Above all else, Quiet Heroes is a film about the near-constant negotiations that are an essential part of saving lives: When does one make do with what they have? When does one rebel? How does one accept the consequences of a good deed in advance? Expressing detective-like curiosity about early AIDS cases, Dr. Ries quickly learned that the only hospital that would allow her to see patients within its facility was the modestly equipped Holy Cross. Dr. Ries, who inherited her parent’s anti-catholic leanings, moved into an office in the hospital, where she would make her rounds with a lump in her throat until she learned that the nuns, who championed patient comfort above all else, were on her side. When Dr. Ries, admittedly disorganized, needed a right-hand woman, she encouraged Maggie Snyder, a meticulous nurse who wasn’t afraid to touch those under her care without gloves, to acquire her physician’s assistant certification. While Ries and Snyder didn’t initially view one another romantically, their time spent together in the trenches of America’s greatest public health crisis changed this. In one interview, Ries offers her partner in love and medicine a sweet, off-the-beaten-path compliment: Being with you is like being with nobody. Together, they regularly broke the law, like giving meds prescribed to deceased patients to those who still had a shot at life.

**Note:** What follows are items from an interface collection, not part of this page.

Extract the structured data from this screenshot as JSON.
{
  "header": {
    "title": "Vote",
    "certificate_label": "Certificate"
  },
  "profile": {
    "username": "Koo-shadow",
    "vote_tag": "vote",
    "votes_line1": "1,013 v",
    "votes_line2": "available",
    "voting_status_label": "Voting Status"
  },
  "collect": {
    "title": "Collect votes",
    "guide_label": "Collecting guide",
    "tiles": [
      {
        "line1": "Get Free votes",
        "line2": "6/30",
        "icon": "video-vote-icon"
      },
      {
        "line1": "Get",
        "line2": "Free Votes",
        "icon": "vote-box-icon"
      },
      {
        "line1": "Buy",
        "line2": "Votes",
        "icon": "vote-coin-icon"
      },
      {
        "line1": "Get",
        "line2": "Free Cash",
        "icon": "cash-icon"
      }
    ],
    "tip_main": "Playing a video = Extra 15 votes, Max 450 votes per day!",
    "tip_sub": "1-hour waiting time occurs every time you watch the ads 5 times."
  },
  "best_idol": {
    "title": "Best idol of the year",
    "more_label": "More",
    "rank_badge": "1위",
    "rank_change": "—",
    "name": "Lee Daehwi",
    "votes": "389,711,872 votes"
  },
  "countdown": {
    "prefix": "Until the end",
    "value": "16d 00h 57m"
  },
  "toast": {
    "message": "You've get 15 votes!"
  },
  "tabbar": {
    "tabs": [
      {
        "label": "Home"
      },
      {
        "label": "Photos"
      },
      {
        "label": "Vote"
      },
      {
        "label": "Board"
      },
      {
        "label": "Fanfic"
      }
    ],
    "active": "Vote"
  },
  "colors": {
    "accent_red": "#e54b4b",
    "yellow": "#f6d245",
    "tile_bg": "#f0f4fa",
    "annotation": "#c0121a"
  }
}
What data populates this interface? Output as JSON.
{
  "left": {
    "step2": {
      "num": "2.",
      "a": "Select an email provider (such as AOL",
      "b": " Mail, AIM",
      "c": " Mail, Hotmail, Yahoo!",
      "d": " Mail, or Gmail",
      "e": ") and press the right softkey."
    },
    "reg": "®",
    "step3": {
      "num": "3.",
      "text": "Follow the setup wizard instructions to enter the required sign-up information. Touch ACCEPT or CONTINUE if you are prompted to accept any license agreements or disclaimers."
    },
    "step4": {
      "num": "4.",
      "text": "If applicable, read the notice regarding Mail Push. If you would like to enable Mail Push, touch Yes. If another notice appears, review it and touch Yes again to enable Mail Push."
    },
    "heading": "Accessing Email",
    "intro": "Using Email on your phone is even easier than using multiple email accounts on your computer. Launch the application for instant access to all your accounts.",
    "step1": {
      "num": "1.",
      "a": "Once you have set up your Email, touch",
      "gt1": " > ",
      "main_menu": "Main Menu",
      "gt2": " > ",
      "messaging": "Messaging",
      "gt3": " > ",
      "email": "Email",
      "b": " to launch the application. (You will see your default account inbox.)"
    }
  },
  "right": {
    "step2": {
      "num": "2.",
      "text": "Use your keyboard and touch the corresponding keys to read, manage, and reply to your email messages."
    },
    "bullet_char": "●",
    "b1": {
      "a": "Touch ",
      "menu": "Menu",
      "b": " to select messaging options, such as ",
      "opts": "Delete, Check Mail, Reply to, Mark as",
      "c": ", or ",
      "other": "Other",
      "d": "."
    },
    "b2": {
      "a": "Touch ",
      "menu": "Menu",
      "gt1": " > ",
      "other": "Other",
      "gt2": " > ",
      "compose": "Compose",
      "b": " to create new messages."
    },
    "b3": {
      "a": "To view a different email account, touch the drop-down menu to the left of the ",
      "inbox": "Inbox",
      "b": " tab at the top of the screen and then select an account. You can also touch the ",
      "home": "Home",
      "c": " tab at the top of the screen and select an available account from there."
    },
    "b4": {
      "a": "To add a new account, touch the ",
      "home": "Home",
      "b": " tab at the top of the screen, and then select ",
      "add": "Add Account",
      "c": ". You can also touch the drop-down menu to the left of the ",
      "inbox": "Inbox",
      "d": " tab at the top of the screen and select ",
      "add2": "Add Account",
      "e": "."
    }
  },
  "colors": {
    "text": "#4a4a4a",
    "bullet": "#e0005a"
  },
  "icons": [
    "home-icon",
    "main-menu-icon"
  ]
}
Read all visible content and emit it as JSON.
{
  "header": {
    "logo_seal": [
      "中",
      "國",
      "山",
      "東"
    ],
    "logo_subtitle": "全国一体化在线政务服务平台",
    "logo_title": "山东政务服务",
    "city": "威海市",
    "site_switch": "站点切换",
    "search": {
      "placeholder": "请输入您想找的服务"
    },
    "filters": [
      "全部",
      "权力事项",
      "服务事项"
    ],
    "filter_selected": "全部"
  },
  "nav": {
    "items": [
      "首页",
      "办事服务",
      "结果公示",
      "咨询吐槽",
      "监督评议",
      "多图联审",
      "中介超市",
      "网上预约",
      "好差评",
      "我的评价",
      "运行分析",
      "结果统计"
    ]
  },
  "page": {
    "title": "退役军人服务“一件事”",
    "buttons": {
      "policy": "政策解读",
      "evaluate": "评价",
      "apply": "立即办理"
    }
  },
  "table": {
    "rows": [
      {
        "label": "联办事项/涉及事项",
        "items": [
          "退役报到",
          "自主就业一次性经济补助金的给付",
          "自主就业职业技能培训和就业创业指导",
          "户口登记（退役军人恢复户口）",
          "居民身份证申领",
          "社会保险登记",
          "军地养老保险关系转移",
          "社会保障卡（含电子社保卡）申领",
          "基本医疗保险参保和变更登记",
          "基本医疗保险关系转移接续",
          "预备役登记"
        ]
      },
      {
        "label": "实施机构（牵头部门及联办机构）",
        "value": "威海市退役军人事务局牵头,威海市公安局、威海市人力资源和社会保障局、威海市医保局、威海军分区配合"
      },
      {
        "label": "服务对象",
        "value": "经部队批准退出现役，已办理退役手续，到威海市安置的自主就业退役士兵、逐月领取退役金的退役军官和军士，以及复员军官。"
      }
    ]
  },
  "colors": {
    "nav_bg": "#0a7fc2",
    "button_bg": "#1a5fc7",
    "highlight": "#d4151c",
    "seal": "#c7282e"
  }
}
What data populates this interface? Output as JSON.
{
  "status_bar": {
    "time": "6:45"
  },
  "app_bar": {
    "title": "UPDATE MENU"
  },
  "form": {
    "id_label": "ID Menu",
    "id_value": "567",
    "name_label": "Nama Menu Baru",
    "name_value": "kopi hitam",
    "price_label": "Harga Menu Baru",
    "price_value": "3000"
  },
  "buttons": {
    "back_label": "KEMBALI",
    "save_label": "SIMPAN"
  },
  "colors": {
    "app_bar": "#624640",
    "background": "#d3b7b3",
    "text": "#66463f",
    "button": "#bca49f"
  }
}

Everyone in Quiet Heroes keenly understands the necessity of solidarity. In one interview, a Mormon woman describes her decision to stay with her late husband despite him transmitting the virus to her; both would see Dr. Ries for treatment. Eventually, Mercy Cross put itself in debt by financing patients’ care and was forced to close. By that time, the medical establishment had a better understanding of AIDS and Dr. Ries and Maggie Snyder were able to find a new facility at a university hospital where they continued to serve until they retired.
There were hundreds upon hundreds of deaths in Salt Lake during the epidemic’s peak; Jenny Mackenzie doesn’t shy away from that harrowing reality, or the complex stories of patients who, eviscerated by the disease and prepared to die, refused the efficient drugs that finally arrived in the mid-1990s—to be a veteran of any war is to know loss. Caring for the dying never felt like useless work to Ries and Snyder. As a result, people across Utah were able to have a bit of time—a week, a year, and sometimes decades—when they had nothing else. Quiet Heroes is worthy of a loud round of applause.